It is the late 1980s, Liv and her three daughters arrive on the island, Lòn Haven. Liv is an artist and has taken a commission to paint a mural on the inside walls of an old lighthouse. Whilst this may be her main reason for arriving, it soon becomes clear that she and her daughters have spent most of their lives running away. From the outset, the story is creepily intense. When Liv sees the outline of the mural she's to paint, she is uneasy. As she gets to know her new community, she hears things that are chilling, but it's safe here, away from danger.    Or is it?

Twenty years later, only one of the sisters remains. Liv and the other two girls disappeared from the island, with no clue as to where they went. Remaining daughter Luna has always feared the island and swore never to return, but finds herself back there, right in the middle of things that don't really seem to have changed. 

As Luna discovers more and more about this tiny, strange community, and some of the age old traditions, she becomes more and more concerned ... will she ever discover just what happened to her mother and sisters?

The Lighthouse Witches kept me reading long into the night. It's a book that is really difficult to put aside. The writing is so beautifully crafted. It's atmospheric and haunting and I loved every page. It's not a simple plot it's full of magic and myth and hidden truths, but it's a belter of a story. Highly recommended by me. 





C.J. Cooke is an acclaimed, award-winning poet, novelist and academic with numerous other
publications written under the name of Carolyn Jess-Cooke. 

Her work has been published in twenty- three languages to date. 

Born in Belfast, C.J. has a PhD in Literature from Queen’s University, Belfast, and is currently Senior Lecturer in Creative Writing at the University of Glasgow, where she researches creative writing interventions for mental health. 
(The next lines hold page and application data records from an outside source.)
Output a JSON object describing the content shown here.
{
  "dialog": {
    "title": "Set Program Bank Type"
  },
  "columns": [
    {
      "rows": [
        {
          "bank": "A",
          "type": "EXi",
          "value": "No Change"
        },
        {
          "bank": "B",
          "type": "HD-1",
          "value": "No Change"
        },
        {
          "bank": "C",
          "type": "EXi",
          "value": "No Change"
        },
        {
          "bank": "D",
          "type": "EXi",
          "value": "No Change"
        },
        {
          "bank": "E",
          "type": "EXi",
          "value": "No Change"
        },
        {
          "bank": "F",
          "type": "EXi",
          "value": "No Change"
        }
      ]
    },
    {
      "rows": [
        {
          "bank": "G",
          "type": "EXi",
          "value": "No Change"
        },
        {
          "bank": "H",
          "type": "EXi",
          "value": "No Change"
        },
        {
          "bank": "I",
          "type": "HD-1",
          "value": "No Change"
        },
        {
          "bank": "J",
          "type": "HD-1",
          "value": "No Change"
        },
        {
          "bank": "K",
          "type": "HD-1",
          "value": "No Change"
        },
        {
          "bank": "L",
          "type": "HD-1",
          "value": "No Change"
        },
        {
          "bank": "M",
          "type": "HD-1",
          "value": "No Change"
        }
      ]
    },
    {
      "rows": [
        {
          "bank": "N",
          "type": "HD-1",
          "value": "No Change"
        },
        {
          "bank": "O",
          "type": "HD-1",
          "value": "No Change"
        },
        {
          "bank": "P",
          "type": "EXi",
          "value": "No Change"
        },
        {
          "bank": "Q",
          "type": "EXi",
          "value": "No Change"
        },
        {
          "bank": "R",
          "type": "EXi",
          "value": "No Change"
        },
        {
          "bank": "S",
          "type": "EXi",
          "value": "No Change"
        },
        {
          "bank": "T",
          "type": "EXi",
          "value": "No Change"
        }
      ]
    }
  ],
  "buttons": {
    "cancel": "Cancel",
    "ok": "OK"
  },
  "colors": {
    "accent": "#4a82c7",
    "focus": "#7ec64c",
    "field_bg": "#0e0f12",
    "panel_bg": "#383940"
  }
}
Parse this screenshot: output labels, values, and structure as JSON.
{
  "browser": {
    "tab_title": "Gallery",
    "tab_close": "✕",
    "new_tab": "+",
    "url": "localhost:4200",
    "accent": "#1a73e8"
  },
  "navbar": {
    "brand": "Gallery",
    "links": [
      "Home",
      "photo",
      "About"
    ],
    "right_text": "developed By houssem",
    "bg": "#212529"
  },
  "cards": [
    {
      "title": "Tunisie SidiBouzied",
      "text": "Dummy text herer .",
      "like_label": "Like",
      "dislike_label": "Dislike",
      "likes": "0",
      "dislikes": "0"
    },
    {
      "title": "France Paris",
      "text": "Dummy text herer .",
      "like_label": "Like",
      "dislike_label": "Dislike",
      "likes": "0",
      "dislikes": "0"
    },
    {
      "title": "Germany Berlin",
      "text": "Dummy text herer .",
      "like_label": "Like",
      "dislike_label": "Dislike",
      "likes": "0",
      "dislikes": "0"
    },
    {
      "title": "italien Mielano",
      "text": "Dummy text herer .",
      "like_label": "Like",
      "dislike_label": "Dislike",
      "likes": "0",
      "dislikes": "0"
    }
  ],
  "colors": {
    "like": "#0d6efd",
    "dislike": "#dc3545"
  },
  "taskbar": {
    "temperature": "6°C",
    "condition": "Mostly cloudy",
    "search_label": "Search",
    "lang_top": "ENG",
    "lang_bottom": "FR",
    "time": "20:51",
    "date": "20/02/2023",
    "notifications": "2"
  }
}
C.J. Cooke lives in Glasgow with her husband and four children. 

She also founded the Stay-At-Home Festival.

#TheLighthouseWitches  Twitter @CJessCooke